Typically, the higher and more frequently your content appears in search results, the more visitors it will receive from the search engine's users.
SEO is an internet marketing strategy that takes many different things into consideration. Not only does it consider how search engines themselves work, but there is also a great emphasis placed on what people search for and the terms they use when conducting their searches.
This section will not go into deep detail regarding SEO, which can be a complex and highly technical discussion. Instead, we'll focus a little on how search engines work and measures you can take on your own site to help make your content more search engine friendly.
The World Wide Web contains hundreds of millions of Web pages. How in the world is it that we can enter a few words in a search box and get a list of items that are even close to what we want?
The answer is a little creepy. Spiders do the work.
Search engine spiders are special programs that specifically build and maintain lists of the words found on Web sites. When a spider is building its lists, this process is known as crawling the Web. To provide us with the seemingly endless answers to the questions we put into the search engine of our choice, these little robots, or bots, have to look at a lot of pages.
Spiders work by starting at lists of heavily used servers and Web pages and following the hyperlinks that are on those pages. Different search engines such as Google, Yahoo, and Bing, use different spiders, but some elements of all web pages are looked at and remembered by all spiders. Information such as the title of a web page, sub-titles or headings on body content, and various metadata such as keywords and alternate text on images are good data that a spider will consume.
There exists quite a bit of variation in the extra information that is gathered, above and beyond the standard metadata, and the way the different spiders from the various search engines compile their information. These methods are generally proprietary. In all cases, though, the information is gathered, weighted according to the standards of the search engine, and then encoded to compress a large amount of data into a small amount of space.
After compression, the information is then indexed. Indexing serves the sole purpose of making data retrieval fast and efficient.
After that, it's up to us, the users, to build a query in a search engine. A query can be simple, such as one word, it can contain a phrase, or the user can usually even elect to use Advanced search features such as Boolean operators that allow a user to filter information based on the operators "And", "Or", and "Not".

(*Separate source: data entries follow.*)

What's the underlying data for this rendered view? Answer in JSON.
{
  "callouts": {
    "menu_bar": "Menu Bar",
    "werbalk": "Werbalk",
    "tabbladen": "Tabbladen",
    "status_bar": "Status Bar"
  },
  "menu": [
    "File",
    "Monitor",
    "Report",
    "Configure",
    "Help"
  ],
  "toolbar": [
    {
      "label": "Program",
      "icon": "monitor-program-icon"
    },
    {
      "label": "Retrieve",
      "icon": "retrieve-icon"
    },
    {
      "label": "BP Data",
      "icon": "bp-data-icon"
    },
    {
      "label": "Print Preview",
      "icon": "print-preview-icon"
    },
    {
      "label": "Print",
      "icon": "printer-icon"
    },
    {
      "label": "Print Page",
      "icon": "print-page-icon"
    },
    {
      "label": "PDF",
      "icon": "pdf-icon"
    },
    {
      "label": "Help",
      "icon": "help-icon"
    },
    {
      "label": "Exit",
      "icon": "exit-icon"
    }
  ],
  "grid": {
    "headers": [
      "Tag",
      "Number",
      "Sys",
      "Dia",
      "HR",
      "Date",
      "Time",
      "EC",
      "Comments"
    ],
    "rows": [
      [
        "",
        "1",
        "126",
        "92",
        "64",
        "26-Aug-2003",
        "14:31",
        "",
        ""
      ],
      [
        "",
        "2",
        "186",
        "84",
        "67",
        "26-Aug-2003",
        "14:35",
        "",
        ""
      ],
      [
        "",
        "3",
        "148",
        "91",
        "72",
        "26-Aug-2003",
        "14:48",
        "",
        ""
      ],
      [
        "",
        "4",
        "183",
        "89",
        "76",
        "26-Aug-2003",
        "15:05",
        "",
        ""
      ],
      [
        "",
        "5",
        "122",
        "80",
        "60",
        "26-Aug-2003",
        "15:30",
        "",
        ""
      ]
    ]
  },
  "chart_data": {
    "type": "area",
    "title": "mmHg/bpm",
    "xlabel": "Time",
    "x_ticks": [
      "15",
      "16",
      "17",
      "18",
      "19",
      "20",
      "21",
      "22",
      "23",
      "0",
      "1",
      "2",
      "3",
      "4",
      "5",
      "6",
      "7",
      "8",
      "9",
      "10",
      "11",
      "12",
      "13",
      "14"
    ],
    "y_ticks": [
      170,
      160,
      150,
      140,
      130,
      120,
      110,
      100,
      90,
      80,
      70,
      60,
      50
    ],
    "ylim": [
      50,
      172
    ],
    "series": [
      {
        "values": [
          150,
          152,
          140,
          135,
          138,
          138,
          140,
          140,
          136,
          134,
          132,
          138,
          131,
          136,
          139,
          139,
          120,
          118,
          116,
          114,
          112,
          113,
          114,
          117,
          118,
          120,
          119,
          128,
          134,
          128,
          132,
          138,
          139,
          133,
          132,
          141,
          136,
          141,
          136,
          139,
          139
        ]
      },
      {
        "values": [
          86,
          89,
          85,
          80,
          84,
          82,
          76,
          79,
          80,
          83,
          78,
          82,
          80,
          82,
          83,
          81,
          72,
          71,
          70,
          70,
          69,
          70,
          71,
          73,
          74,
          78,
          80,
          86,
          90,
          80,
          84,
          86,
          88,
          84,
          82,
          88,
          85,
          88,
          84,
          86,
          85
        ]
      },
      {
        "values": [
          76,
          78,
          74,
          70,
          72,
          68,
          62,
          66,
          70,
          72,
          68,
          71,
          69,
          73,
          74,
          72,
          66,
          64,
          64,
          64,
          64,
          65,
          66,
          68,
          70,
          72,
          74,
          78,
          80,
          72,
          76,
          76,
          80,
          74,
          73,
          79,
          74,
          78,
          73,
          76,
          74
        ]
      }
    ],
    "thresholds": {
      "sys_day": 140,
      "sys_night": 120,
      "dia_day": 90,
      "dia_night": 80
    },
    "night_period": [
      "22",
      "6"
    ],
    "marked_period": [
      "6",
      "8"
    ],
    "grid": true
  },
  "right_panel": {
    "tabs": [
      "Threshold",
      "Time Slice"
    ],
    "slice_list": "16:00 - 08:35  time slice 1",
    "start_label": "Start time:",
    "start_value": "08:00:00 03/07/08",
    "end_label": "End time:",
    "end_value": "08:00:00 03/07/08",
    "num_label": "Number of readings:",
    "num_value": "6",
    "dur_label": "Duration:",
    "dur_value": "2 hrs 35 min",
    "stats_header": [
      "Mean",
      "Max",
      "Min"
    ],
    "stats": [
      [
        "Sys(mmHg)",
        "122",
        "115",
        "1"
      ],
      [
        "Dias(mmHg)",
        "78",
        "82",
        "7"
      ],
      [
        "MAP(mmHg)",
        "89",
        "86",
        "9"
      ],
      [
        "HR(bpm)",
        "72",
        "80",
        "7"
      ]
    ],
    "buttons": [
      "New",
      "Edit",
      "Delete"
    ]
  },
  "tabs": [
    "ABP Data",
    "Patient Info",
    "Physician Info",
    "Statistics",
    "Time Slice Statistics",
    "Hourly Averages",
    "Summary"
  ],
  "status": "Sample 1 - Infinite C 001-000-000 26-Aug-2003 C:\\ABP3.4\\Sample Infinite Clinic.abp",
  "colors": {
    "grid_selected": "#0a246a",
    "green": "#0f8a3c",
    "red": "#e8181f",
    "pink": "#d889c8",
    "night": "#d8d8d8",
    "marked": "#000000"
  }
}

In the following sections we'll take a look at some points you will want to consider while creating and publishing your content to the Web. With a few simple adjustments, you can increase the exposure of your publication.